1) Y tú mama también (2001) Mexico
2) La mujer sin cabeza (2008) Argentina
3) La nana (2009) Chile
4) Diarios de motocicleta (2004) Argentina
5) Bus 174 (2002) Brazil
6) Los guantes mágicos (2003) Argentina
7) Cama adentro (2005) Argentina
8) Cidade de Deus (2002) Brazil
9) Turistas (2009) Chile
10) El camino de San Diego (2006) Argentina

Tuesday, December 1, 2009


So I got all dressed up in a suit and attended the fancy 19th Annual Gotham Independent Film Awards last night at Cipriani's on Wall Street. I got to rub elbows with the likes of Willem Dafoe, Alec Baldwin, and Meryl Streep, but mostly I was there to see my work projected on two big-ass screens. For the third year in a row, I've produced and edited the Tribute and Nomination Reels shown at the event. This year, the IFP (organizers of the event) paid tribute to Natalie Portman, Stanley Tucci, and director Kathryn Bigelow.

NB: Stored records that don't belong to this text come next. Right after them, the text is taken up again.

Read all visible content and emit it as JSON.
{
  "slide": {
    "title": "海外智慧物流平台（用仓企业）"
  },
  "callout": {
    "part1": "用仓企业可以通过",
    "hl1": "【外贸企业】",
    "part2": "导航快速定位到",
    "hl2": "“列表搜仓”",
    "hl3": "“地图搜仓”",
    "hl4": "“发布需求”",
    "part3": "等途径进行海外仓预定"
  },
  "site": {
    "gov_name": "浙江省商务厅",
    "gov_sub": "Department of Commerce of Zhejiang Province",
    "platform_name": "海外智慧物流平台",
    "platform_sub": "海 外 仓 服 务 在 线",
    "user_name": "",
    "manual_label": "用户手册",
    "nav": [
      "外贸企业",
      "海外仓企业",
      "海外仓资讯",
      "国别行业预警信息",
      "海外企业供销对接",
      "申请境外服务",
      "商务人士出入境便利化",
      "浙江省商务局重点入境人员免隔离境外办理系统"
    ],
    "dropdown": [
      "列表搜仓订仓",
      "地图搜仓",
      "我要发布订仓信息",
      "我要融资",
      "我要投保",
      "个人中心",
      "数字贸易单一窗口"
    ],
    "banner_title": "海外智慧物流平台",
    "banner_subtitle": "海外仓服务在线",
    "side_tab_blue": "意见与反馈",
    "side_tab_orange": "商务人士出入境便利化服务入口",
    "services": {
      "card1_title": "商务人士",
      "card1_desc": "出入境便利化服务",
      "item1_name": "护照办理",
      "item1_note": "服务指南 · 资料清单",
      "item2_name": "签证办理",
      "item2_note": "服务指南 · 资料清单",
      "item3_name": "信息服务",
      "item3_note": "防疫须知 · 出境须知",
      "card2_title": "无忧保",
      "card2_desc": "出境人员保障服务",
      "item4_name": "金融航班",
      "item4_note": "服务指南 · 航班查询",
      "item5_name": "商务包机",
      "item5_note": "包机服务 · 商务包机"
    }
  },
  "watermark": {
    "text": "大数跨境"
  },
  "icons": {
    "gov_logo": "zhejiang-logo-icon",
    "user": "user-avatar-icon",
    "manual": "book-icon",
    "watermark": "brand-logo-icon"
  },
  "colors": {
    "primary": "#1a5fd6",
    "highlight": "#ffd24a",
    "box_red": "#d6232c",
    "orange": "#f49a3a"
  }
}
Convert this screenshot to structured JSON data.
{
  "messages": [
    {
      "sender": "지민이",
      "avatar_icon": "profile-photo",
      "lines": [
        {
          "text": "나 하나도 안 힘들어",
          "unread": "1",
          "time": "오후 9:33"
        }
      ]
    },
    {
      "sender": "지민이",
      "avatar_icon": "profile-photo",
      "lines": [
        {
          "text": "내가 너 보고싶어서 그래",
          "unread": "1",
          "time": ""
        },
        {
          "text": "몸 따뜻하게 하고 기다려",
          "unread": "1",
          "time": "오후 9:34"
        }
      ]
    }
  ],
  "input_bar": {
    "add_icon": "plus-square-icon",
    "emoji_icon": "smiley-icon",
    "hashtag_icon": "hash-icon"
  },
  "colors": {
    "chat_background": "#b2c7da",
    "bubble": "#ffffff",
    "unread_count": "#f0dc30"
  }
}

I'm happy to report that the reels were well received and there were no technical issues (which is always my fear). Here's the Tribute Reel I edited for Stanley Tucci:

As far as the actual awards go, I was especially pleased that Catalina Saavedra, who gives a powerful performance in "La nana" ("The Maid"), took home an award for Breakthrough Actor. I got to meet her and chat with her for a while, and she couldn't be more gracious and sweet. Fortunately, she's nothing like the dour character she plays in the film. I think she's totally deserving of the award (she beat frontrunners Jeremy Renner and Patton Oswalt). Here's hoping this is just the beginning of a long awards run! For a complete list of winners, click here.

Speaking of awards (and "The Maid"), the nominations for the Independent Spirit Awards were announced today and wouldn't you know it... "The Maid" was nominated for Best Foreign Film. Mexican documentary filmmaker Natalia Almada was also nominated for the Truer Than Fiction award for her film "The General." Finally, Brazilian director of photography Adriano Goldman was nominated in the Best Cinematography category for his work in "Sin Nombre." Here is the complete list of nominees. The awards will take place on Friday, March 5, 2010 at 8:00 p.m and will air on IFC.